Return all lines in the data where the string "请先选择经营类目" can be found.
START Data for this exercise
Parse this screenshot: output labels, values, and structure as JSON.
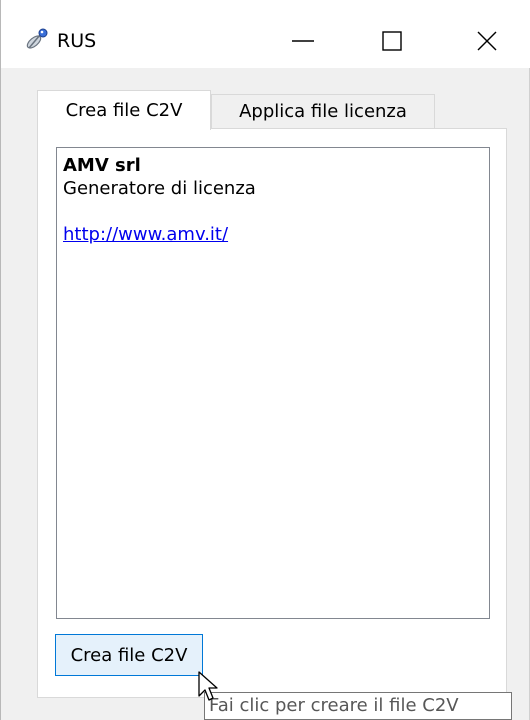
{
  "window": {
    "title": "RUS",
    "app_icon": "satellite-icon",
    "controls": {
      "minimize": "minimize-icon",
      "maximize": "maximize-icon",
      "close": "close-icon"
    }
  },
  "tabs": [
    {
      "label": "Crea file C2V",
      "active": true
    },
    {
      "label": "Applica file licenza",
      "active": false
    }
  ],
  "info": {
    "company": "AMV srl",
    "description": "Generatore di licenza",
    "link": "http://www.amv.it/"
  },
  "action_button": {
    "label": "Crea file C2V"
  },
  "tooltip": {
    "text": "Fai clic per creare il file C2V"
  },
  "colors": {
    "link": "#0000ee",
    "button_focus_border": "#0078d7",
    "button_bg": "#e5f1fb"
  }
}
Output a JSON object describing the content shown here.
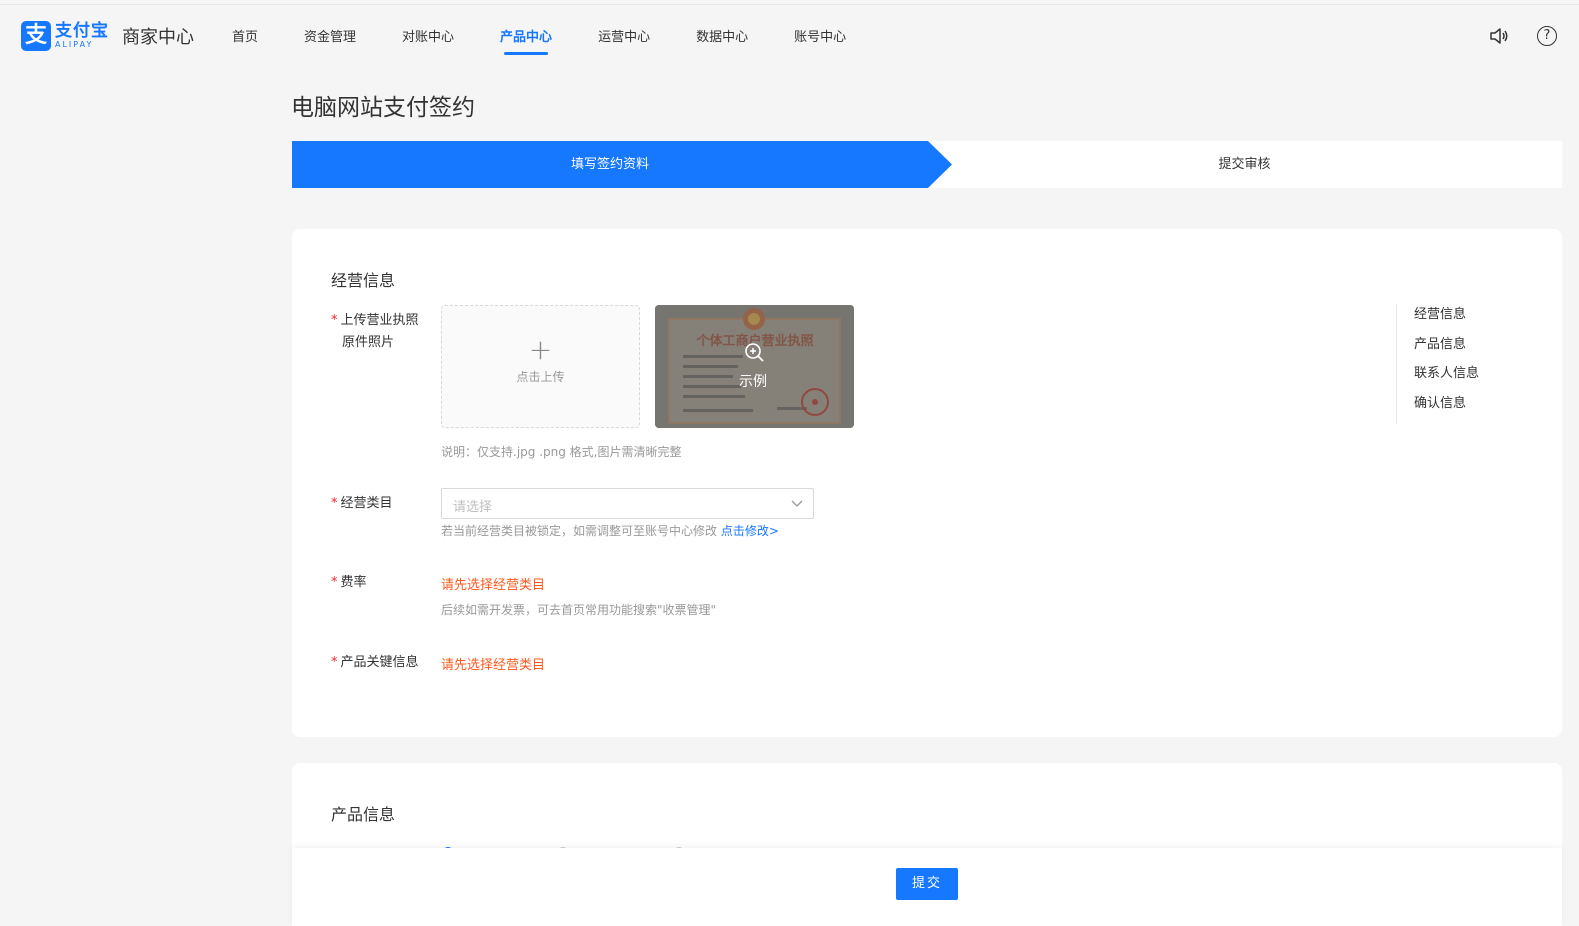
{
  "header": {
    "logo_cn": "支付宝",
    "logo_en": "ALIPAY",
    "logo_mark": "支",
    "brand_title": "商家中心",
    "nav": [
      "首页",
      "资金管理",
      "对账中心",
      "产品中心",
      "运营中心",
      "数据中心",
      "账号中心"
    ],
    "active_nav": "产品中心",
    "help_glyph": "?"
  },
  "page": {
    "title": "电脑网站支付签约"
  },
  "steps": {
    "current": "填写签约资料",
    "next": "提交审核"
  },
  "business_section": {
    "title": "经营信息",
    "required_mark": "*",
    "upload_label_line1": "上传营业执照",
    "upload_label_line2": "原件照片",
    "upload_plus": "+",
    "upload_text": "点击上传",
    "example_text": "示例",
    "example_image_title": "个体工商户营业执照",
    "upload_note": "说明：仅支持.jpg .png 格式,图片需清晰完整",
    "category_label": "经营类目",
    "category_placeholder": "请选择",
    "category_note": "若当前经营类目被锁定，如需调整可至账号中心修改",
    "category_link": "点击修改>",
    "rate_label": "费率",
    "rate_warning": "请先选择经营类目",
    "rate_note": "后续如需开发票，可去首页常用功能搜索\"收票管理\"",
    "key_info_label": "产品关键信息",
    "key_info_warning": "请先选择经营类目"
  },
  "anchor_nav": [
    "经营信息",
    "产品信息",
    "联系人信息",
    "确认信息"
  ],
  "product_section": {
    "title": "产品信息"
  },
  "footer": {
    "submit": "提交"
  },
  "colors": {
    "primary": "#1677ff",
    "warning": "#ff5a1f",
    "required": "#f5222d"
  }
}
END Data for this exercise
* _Output below_
    "rate_warning": "请先选择经营类目",
    "key_info_warning": "请先选择经营类目"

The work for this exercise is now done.